» Task requirements: Read through the data below and state how many of its lines contain the word "blogspot", adding nothing.

Source records
■ ■ ■ ■ ■ ■ ■

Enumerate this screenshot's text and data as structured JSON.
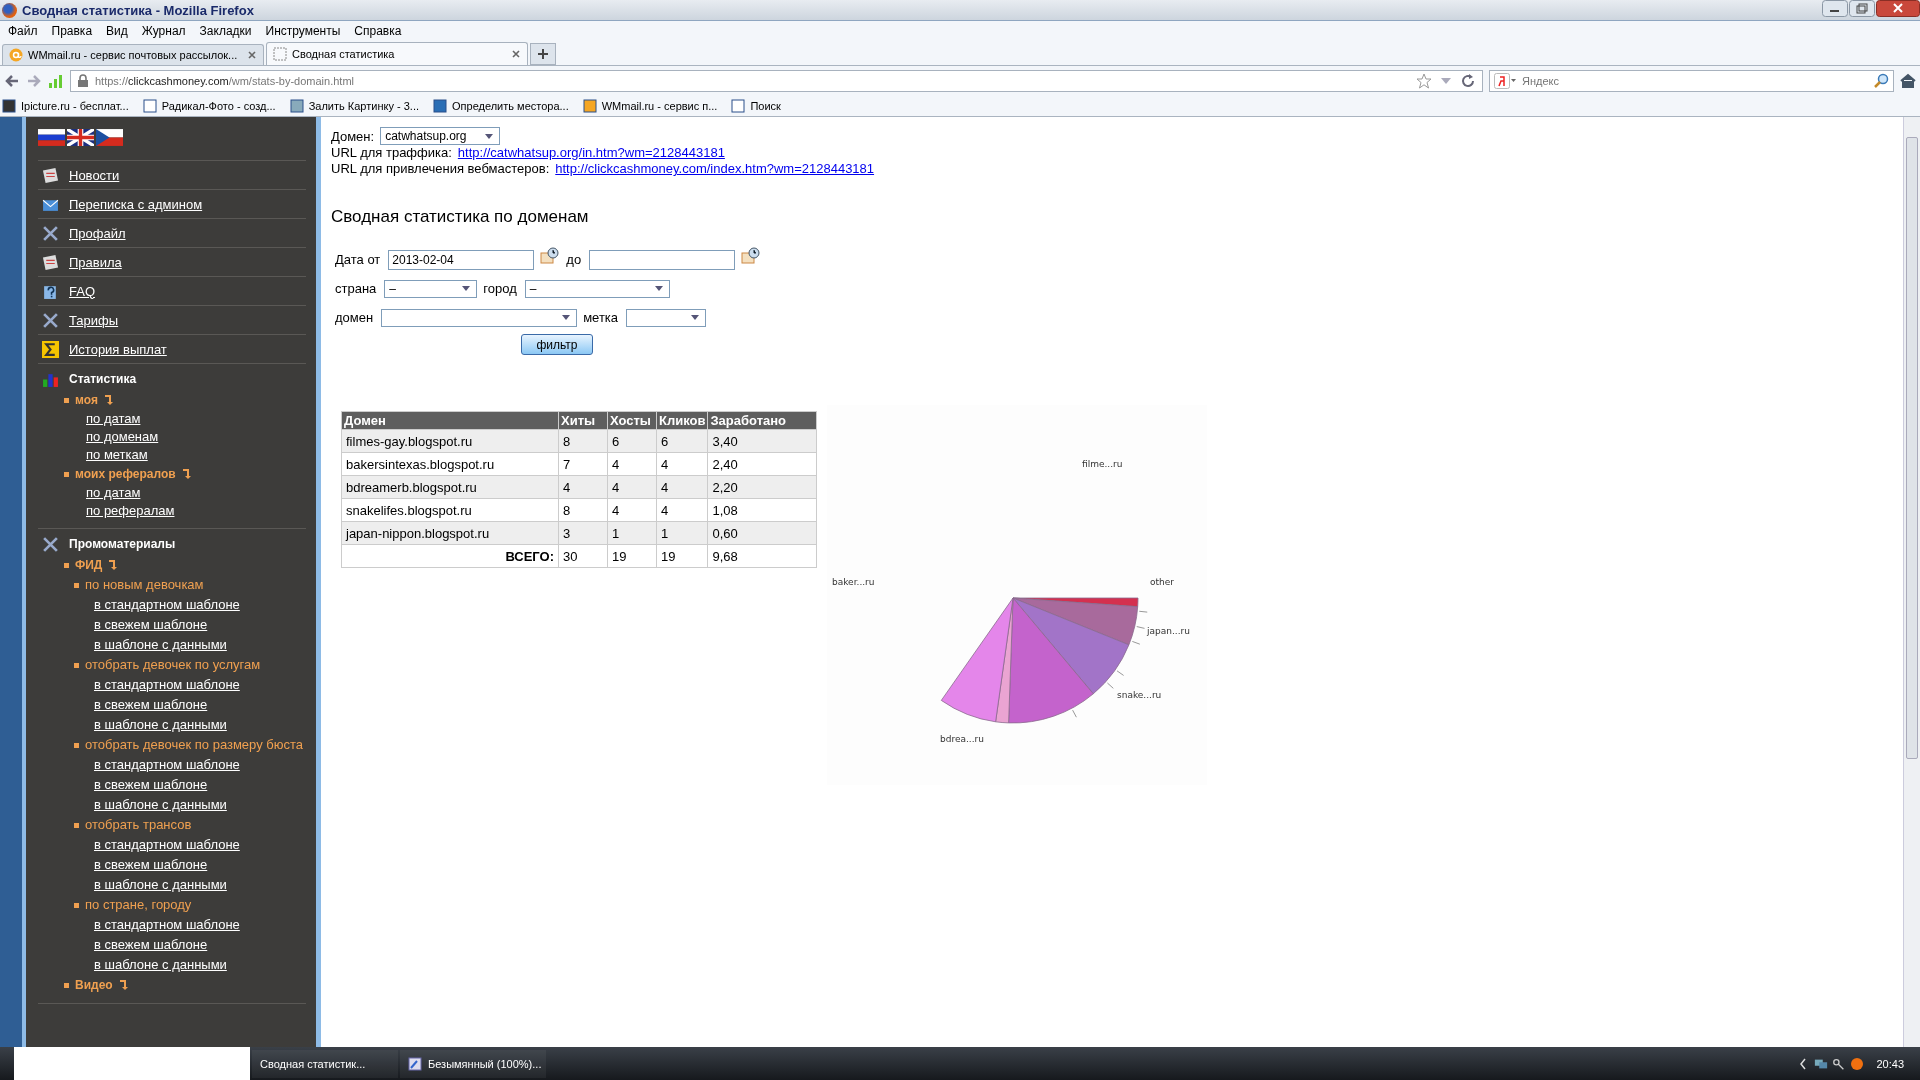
{
  "window": {
    "title": "Сводная статистика - Mozilla Firefox"
  },
  "menu": [
    "Файл",
    "Правка",
    "Вид",
    "Журнал",
    "Закладки",
    "Инструменты",
    "Справка"
  ],
  "tabs": [
    {
      "label": "WMmail.ru - сервис почтовых рассылок...",
      "selected": false
    },
    {
      "label": "Сводная статистика",
      "selected": true
    }
  ],
  "address_bar": {
    "url_prefix": "https://",
    "url_domain": "clickcashmoney.com",
    "url_path": "/wm/stats-by-domain.html"
  },
  "search": {
    "placeholder": "Яндекс"
  },
  "bookmarks": [
    "Ipicture.ru - бесплат...",
    "Радикал-Фото - созд...",
    "Залить Картинку - 3...",
    "Определить местора...",
    "WMmail.ru - сервис п...",
    "Поиск"
  ],
  "sidebar": {
    "items": [
      {
        "label": "Новости",
        "kind": "link"
      },
      {
        "label": "Переписка с админом",
        "kind": "link"
      },
      {
        "label": "Профайл",
        "kind": "link"
      },
      {
        "label": "Правила",
        "kind": "link"
      },
      {
        "label": "FAQ",
        "kind": "link"
      },
      {
        "label": "Тарифы",
        "kind": "link"
      },
      {
        "label": "История выплат",
        "kind": "link"
      },
      {
        "label": "Статистика",
        "kind": "section",
        "children": [
          {
            "label": "моя",
            "kind": "group",
            "children": [
              {
                "label": "по датам"
              },
              {
                "label": "по доменам"
              },
              {
                "label": "по меткам"
              }
            ]
          },
          {
            "label": "моих рефералов",
            "kind": "group",
            "children": [
              {
                "label": "по датам"
              },
              {
                "label": "по рефералам"
              }
            ]
          }
        ]
      },
      {
        "label": "Промоматериалы",
        "kind": "section",
        "children": [
          {
            "label": "ФИД",
            "kind": "group",
            "children": [
              {
                "label": "по новым девочкам",
                "kind": "subgroup",
                "children": [
                  {
                    "label": "в стандартном шаблоне"
                  },
                  {
                    "label": "в свежем шаблоне"
                  },
                  {
                    "label": "в шаблоне с данными"
                  }
                ]
              },
              {
                "label": "отобрать девочек по услугам",
                "kind": "subgroup",
                "children": [
                  {
                    "label": "в стандартном шаблоне"
                  },
                  {
                    "label": "в свежем шаблоне"
                  },
                  {
                    "label": "в шаблоне с данными"
                  }
                ]
              },
              {
                "label": "отобрать девочек по размеру бюста",
                "kind": "subgroup",
                "children": [
                  {
                    "label": "в стандартном шаблоне"
                  },
                  {
                    "label": "в свежем шаблоне"
                  },
                  {
                    "label": "в шаблоне с данными"
                  }
                ]
              },
              {
                "label": "отобрать трансов",
                "kind": "subgroup",
                "children": [
                  {
                    "label": "в стандартном шаблоне"
                  },
                  {
                    "label": "в свежем шаблоне"
                  },
                  {
                    "label": "в шаблоне с данными"
                  }
                ]
              },
              {
                "label": "по стране, городу",
                "kind": "subgroup",
                "children": [
                  {
                    "label": "в стандартном шаблоне"
                  },
                  {
                    "label": "в свежем шаблоне"
                  },
                  {
                    "label": "в шаблоне с данными"
                  }
                ]
              }
            ]
          },
          {
            "label": "Видео",
            "kind": "group"
          }
        ]
      }
    ]
  },
  "domain_select": {
    "label": "Домен:",
    "value": "catwhatsup.org"
  },
  "url_lines": [
    {
      "label": "URL для траффика:",
      "link": "http://catwhatsup.org/in.htm?wm=2128443181"
    },
    {
      "label": "URL для привлечения вебмастеров:",
      "link": "http://clickcashmoney.com/index.htm?wm=2128443181"
    }
  ],
  "heading": "Сводная статистика по доменам",
  "filter": {
    "date_from": {
      "label": "Дата от",
      "value": "2013-02-04"
    },
    "date_to": {
      "label": "до"
    },
    "country": {
      "label": "страна",
      "value": "–"
    },
    "city": {
      "label": "город",
      "value": "–"
    },
    "domain": {
      "label": "домен"
    },
    "tag": {
      "label": "метка"
    },
    "button": "фильтр"
  },
  "table": {
    "columns": [
      "Домен",
      "Хиты",
      "Хосты",
      "Кликов",
      "Заработано"
    ],
    "rows": [
      [
        "filmes-gay.blogspot.ru",
        "8",
        "6",
        "6",
        "3,40"
      ],
      [
        "bakersintexas.blogspot.ru",
        "7",
        "4",
        "4",
        "2,40"
      ],
      [
        "bdreamerb.blogspot.ru",
        "4",
        "4",
        "4",
        "2,20"
      ],
      [
        "snakelifes.blogspot.ru",
        "8",
        "4",
        "4",
        "1,08"
      ],
      [
        "japan-nippon.blogspot.ru",
        "3",
        "1",
        "1",
        "0,60"
      ]
    ],
    "total": {
      "label": "ВСЕГО:",
      "values": [
        "30",
        "19",
        "19",
        "9,68"
      ]
    }
  },
  "pie": {
    "labels": [
      "filme...ru",
      "baker...ru",
      "other",
      "japan...ru",
      "snake...ru",
      "bdrea...ru"
    ]
  },
  "taskbar": {
    "tasks": [
      "Сводная статистик...",
      "Безымянный (100%)..."
    ],
    "clock": "20:43"
  }
}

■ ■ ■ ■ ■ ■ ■

» Response: 5